Are you sitting comfortably? Are you breathing freely? These are the two points of focus of the previous two AUM-day's and also for your daily saadhana. These should become so much a habit, just as the loose sitting and shallow breathing had before them, that you will automatically correct yourself throughout the day. Over time you will find that there is a trigger formed in the background which then sends out the signal "sit up!...breathe!...loosen those shoulders…!" and so on.
So important are these two factors to healthy life, some companies are now ensuring their employees get up and stretch at intervals, that they have proper ergonomic work spaces and will even put on company-sponsored stress-management classes. Of course, many don't! It is therefore up to you to ensure you get the proper R&R.
Please continue the SAADHANA as set last week. It must become a natural and easy process.
To further understanding of praana, a brief exploration of the five aspects will now be undertaken. It should be understood that there is a lot more to cover in this regard, and it will be as we progress through later teachings here and on other pages. However, it is useful, as has been said before, to peek ahead at times. As we drive on the road, if we all the time looked only at the five yards immediately before us, we are at risk of missing an important turn, or worse, meeting with an accident. We must know what is up ahead in order to steer more correctly and take appropriate action. As praana is such an important function and aids our clarity of purpose in meditational practice, we take an introductory 'glimpse'.
पञ्च प्राणाः/PANCHA PRAANA-S
प्राण /praana - perception
आपान/aapaana - excretion
व्यान /vyaana - digestion
समान /samaanaa - circulation
उदान /udaana - thinking of thoughts

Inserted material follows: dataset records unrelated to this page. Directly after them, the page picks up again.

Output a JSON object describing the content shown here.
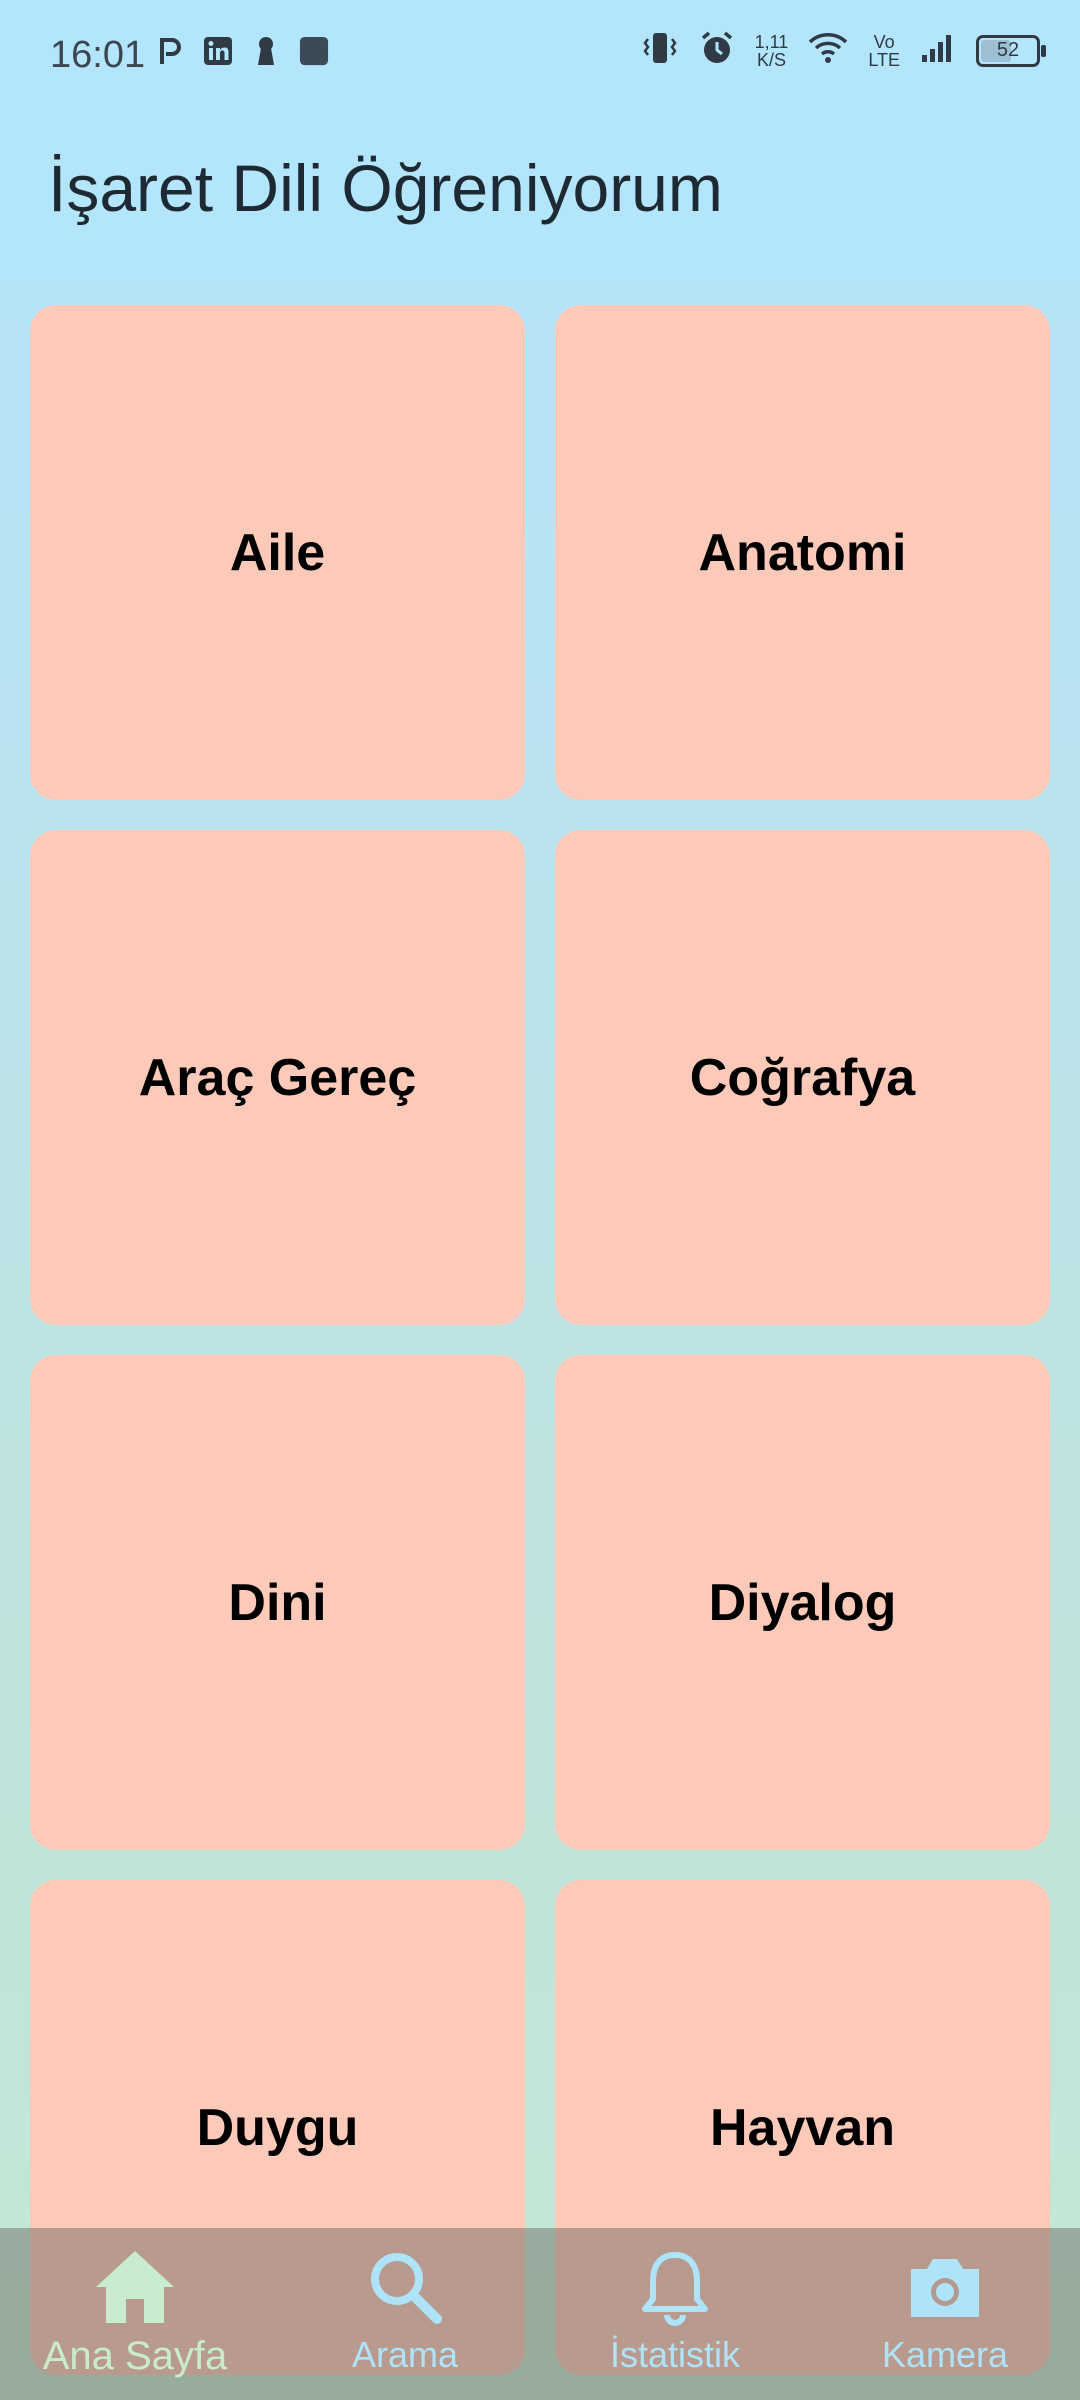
{
  "status_bar": {
    "time": "16:01",
    "net_speed_value": "1,11",
    "net_speed_unit": "K/S",
    "volte_top": "Vo",
    "volte_bottom": "LTE",
    "battery": "52",
    "left_icons": [
      "p-icon",
      "linkedin-icon",
      "keyhole-icon",
      "square-icon"
    ],
    "right_icons": [
      "vibrate-icon",
      "alarm-icon",
      "wifi-icon",
      "signal-icon"
    ]
  },
  "app_bar": {
    "title": "İşaret Dili Öğreniyorum"
  },
  "categories": [
    {
      "label": "Aile"
    },
    {
      "label": "Anatomi"
    },
    {
      "label": "Araç Gereç"
    },
    {
      "label": "Coğrafya"
    },
    {
      "label": "Dini"
    },
    {
      "label": "Diyalog"
    },
    {
      "label": "Duygu"
    },
    {
      "label": "Hayvan"
    }
  ],
  "bottom_nav": {
    "items": [
      {
        "label": "Ana Sayfa",
        "icon": "home-icon",
        "active": true
      },
      {
        "label": "Arama",
        "icon": "search-icon",
        "active": false
      },
      {
        "label": "İstatistik",
        "icon": "bell-icon",
        "active": false
      },
      {
        "label": "Kamera",
        "icon": "camera-icon",
        "active": false
      }
    ]
  },
  "colors": {
    "card": "#fdc9b8",
    "app_bar": "#b3e5fc",
    "nav_active": "#c8eccd",
    "nav_inactive": "#aee3f8"
  }
}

Straight away you will have noticed the lack of something. Breath! Breathing is actually a purely physical response to stimulus. What stimulates, is the life force within us. The five aspects are the philosophical classifications applied to that force. The English names immediately cause us to think again in the physical and at this stage that is fine. The Sanskrit terms, though, refer to the non-physical behind the physical, the causative factors if you will.

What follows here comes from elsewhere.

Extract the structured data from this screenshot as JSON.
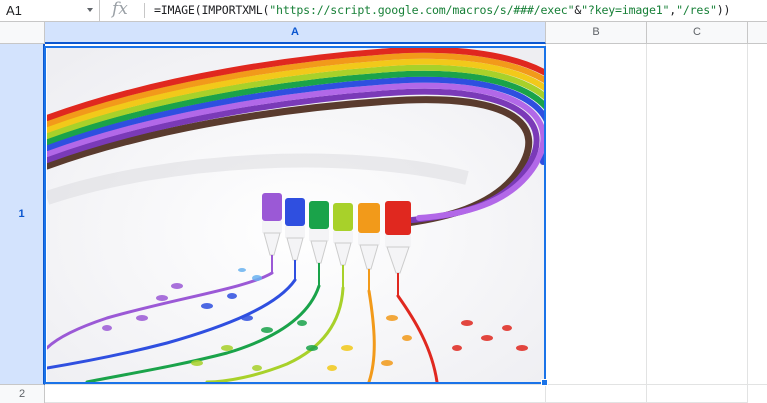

Pancha praana then, is that part of our makeup which interfaces the physical (gross) with the inner (subtle) body. Our sense organs (sight, hearing etc.) must be in contact with the 'inner equipment', that subtle control centre in our brains. Due to this clear experience of connection to response, many consider it to belong to the gross body alone; modern medical science for the most part is derisive of the possibility of anything beyond the physical expression of the force which allows us to interact with the external world. There can be no denying the physical expression, that is for sure, however, to eliminate any subtle contribution is to halve the whole.
Where does breath come into this then? Well, as each of the main five take up their actions, there are ten उपप्राणाः/upapraanaH, subsidiary functions. Among these are found inhalation, exhalation and things such as yawning and sneezing.
As stated, this is a mere teaser. What has it to do with meditation? As we are attempting here to embrace the possibility of transcendentalism, we must first have a clear and positive perception of what it is we are seeking to transcend. The gross, physical existence is currently all that we know as a certainty. By researching it fully, in conjunction with learning of the things beyond the physical, we give ourselves the best hope of attaining the ultimate goal. There are a few rare individuals who may have attained this state without traversing the path of knowledge; equally there are countless seekers who have fallen into the trap of 'dry intellectualism', forgetting to put into practice the very thing which will prove (or disprove) their arguments! Balancing the practice of meditation with the pursuit of knowledge is the most likely to produce an equanimity in the transactional life. In this regard, let us finish today with a quote from Gurudev on exactly this point;
"Meditation kindles life. It fills the personality with new vitality, strength and dash to achieve and to rebuild. Meditation rehabilitates man's broken, tired, weary inner personality and makes him a master of his destiny; an authority who commands the world of happenings around him."